Politics & EconomyBiography & MemoirHistoryUnited States History20th Century HistoryPolitical Biography & Memoir
In the second volume of his three-part history, a monumental trilogy that began with Parting the Waters, winner of the Pulitzer Prize and the National Book Critics Circle Award, Taylor Branch portrays the Civil Rights Movement at its zenith, recounting the climactic struggles as they commanded the national stage.
Topics: Race Relations
Published: Simon & Schuster on Apr 16, 2007
this book in conjunction with Parting the Waters left me feeling like i relived the decades (which is how long it took me to read them). i never got to the 3rd, but the two were strong and provoking. theyre something you carry with you, as cliche as that is to write.read more
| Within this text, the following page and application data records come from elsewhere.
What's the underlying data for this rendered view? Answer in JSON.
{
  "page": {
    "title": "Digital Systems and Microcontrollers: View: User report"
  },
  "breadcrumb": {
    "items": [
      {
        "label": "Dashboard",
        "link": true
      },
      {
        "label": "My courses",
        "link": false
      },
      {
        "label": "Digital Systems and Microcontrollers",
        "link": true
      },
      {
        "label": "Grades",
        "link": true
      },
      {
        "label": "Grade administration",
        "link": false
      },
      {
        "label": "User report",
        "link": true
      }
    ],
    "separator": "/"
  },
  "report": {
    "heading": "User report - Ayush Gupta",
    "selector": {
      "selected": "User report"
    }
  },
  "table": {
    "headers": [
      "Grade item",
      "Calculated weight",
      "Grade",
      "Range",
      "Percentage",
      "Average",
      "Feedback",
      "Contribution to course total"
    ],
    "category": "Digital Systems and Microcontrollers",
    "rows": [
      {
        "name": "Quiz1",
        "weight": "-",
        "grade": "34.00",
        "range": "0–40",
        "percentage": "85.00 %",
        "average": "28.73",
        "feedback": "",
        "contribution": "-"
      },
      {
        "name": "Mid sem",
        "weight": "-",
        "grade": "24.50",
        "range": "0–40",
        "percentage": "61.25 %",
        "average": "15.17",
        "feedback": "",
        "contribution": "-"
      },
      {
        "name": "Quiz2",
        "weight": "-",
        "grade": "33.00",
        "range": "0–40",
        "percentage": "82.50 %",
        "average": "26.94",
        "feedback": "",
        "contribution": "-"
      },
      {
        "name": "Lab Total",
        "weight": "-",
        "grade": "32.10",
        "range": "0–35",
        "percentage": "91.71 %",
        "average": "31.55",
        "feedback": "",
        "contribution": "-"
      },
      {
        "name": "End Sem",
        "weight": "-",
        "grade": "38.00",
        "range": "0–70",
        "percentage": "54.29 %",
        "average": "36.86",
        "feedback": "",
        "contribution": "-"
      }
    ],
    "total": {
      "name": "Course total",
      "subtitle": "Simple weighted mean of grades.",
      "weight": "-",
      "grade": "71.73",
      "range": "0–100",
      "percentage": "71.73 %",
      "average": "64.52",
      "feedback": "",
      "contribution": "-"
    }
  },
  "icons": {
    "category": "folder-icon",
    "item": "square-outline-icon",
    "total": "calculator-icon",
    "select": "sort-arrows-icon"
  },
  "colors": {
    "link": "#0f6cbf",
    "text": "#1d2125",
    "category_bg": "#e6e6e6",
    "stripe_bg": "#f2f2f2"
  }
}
The second volume in Taylor Branch's award-winning trilogy about the Civil Rights era covers the muddled years between 1963 and 1965, focusing specifically on Malcolm X, the Civil Rights Bill of 1964, Freedom Summer in Mississippi in 1964, and Martin Luther King's receiving the Nobel Peace Prize in 1964. From these topics, it becomes clear that the narrative is chronologically muddled as the narrative is more thematic than Branch's first volume, Parting the Waters.If the story is more complex (and if perhaps, Branch seems less clear on its narrative arc), the book again demonstrates Branch's extensive research and fine writing in his epic endeavor. While the first volume significantly explored the Black church's role in shaping the Civil Rights movement, the underlying narrative in Pillar of Fire is the tension between various Civil Rights groups, especially King's Southern Christian Leadership Conference (SCLC) and the Student Nonviolent Coordinating Committee (SNCC), and the tension between Black Muslims in the United States, personified by Malcolm X in his split from the Nation of Islam.If King himself were the heart of the first volume in the trilogy (and is again in the third), it seems that long-time SNCC worker Bob Moses is the heart of Pillar of Fire. The enigmatic Harvard graduate, who began working on voter registration in Mississippi in 1961, seems to be the quiet guiding force behind the student effort. From his long-time efforts, he is trusted by African-Americans in Mississippi of all classes and he is respected by the other students in SNCC because he's been active longer than they have. As a result, Moses seems to try to balance the tensions within the Mississippi Freedom Summer, between Black and White volunteers, between local voter registration and national legislation, between local efforts and national political efforts (like trying to seat alternative delegates to the 1964 Democratic National Convention). In the end, Moses also becomes a martyr to the cause, not because he is killed, but because he simply quits, changes his name and his attitudes (for a while, he refused to speak with any Whites), and moves to Africa for years.King seems a conflicted presence in this book, unsure of how to proceed. Even though there are peaks for King in these years -- the passage of the Civil Rights Act and his being awarded the Nobel Peace Prize -- it is also a period of indecision. He seems unclear where to focus his energies, and he seems unclear how, or even whether, to capitalize on his growing reputation. King is an increasing target. The FBI, and J. Edgar Hoover in particular, become more aggressive in their anti-King tactics in these years, leading to increased negative newspaper coverage. Other Black leaders also try to nudge King from the spotlight, most notably Malcolm X, but even some other leaders within the SCLC and SNCC.This is yet another fine work, and stands nobly beside the first volume in the series. Even if Branch seems a little unsure of how to find an overarching narrative structure for these nebulous years, the work is full of great insight and superb narrative history.read more